“At thy right hand there are pleasures for evermore” (Ps. 16:11)
“And I saw another mighty angel come down from heaven, clothed with a cloud: and a rainbow was upon his head, and his face was as it were the sun, and his feet as pillars of fire: And he had in his hand a little book open: and he set his right foot upon the sea, and his left foot on the earth, And cried with a loud voice, as when a lion roareth: and when he had cried, seven thunders uttered their voices. And when the seven thunders had uttered their voices, I was about to write: and I heard a voice from heaven saying unto me, Seal up those things which the seven thunders uttered, and write them not” (Rev. 10:1–4).
Between the sounding of the sixth and seventh trumpet, we have an interlude—in the same way that we had an interlude between the opening of the sixth and seventh seals in chapter 7.
It appears that the “mighty angel” that descends at this point should be identified as the Lord Jesus Himself. Here are some of the reasons. His appearance is consistent with how the Lord is described earlier in Revelation—face shining like the sun (Rev. 1:16), feet like brass burning as in a furnace (Rev. 1:15), and the rainbow that is now around His head was earlier around His throne (Rev. 4:3). He is clothed with a cloud, and that is new, but the Lord does appear on a cloud later (Rev. 14:14). The one sound argument that this is not the Lord comes from the fact that it is not mentioned here that John worships him as he did earlier (Rev. 1:17).He has one foot on the sea and the other on the earth, indicating His authority over the entire globe.The Lord was the only one who could open the sealed book earlier, and here the mighty angel holds a little book, one that is already open. He has one foot on the sea and the other on the earth, indicating His authority over the entire globe. It also may indicate that He is speaking to Jew and Gentile both—the Jews being the land and the Gentiles represented by the sea.
Another indication that this is the Lord can be found in the allusions to Psalm 29. The thunders are the result of the angel’s loud voice, indicating that this is the voice of the Lord. “The voice of the Lord is upon the waters: The God of glory thundereth: The Lord is upon many waters” (Psalm 29:3).
The opened book is little, small enough for John to eat. The contents of the book have largely been unsealed, with the events contained in it accomplished for the most part. But at the same time, John is told not to write down what the seven thunders said. This is an indication that some things revealed to John were not to be fulfilled until later—a time outside the scope of the book. While the bulk of what John saw was fulfilled in the first century, there was some reserved for later.

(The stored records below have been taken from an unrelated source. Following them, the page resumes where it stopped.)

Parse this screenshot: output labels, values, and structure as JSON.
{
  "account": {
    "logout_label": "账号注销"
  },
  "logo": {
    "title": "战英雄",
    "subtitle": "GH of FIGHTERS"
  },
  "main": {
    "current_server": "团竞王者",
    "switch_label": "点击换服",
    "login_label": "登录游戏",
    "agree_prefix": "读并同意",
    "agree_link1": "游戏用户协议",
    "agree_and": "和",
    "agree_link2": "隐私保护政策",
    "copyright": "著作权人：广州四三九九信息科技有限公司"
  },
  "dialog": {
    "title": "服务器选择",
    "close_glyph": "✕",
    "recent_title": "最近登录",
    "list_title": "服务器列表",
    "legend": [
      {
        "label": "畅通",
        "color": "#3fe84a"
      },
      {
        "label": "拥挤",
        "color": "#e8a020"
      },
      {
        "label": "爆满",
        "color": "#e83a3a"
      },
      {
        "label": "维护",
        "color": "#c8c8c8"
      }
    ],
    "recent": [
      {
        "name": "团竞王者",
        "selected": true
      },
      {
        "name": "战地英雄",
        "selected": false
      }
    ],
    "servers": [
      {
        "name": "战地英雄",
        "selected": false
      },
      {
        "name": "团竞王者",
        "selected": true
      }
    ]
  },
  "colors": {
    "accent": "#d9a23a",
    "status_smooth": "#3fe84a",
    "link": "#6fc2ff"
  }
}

For example, John is told later not to seal up the book of his Revelation, because the time was upon them (Rev. 22:10). Centuries before, Daniel had been told to seal up the words because the fulfillment was a long way out (Dan. 12:4). It would be odd for Daniel to be told this, when the fulfillment was four centuries away, and John to be told the opposite when the fulfillment of his words were to be over 20 centuries away. But here, what the thunders said has been withheld from us.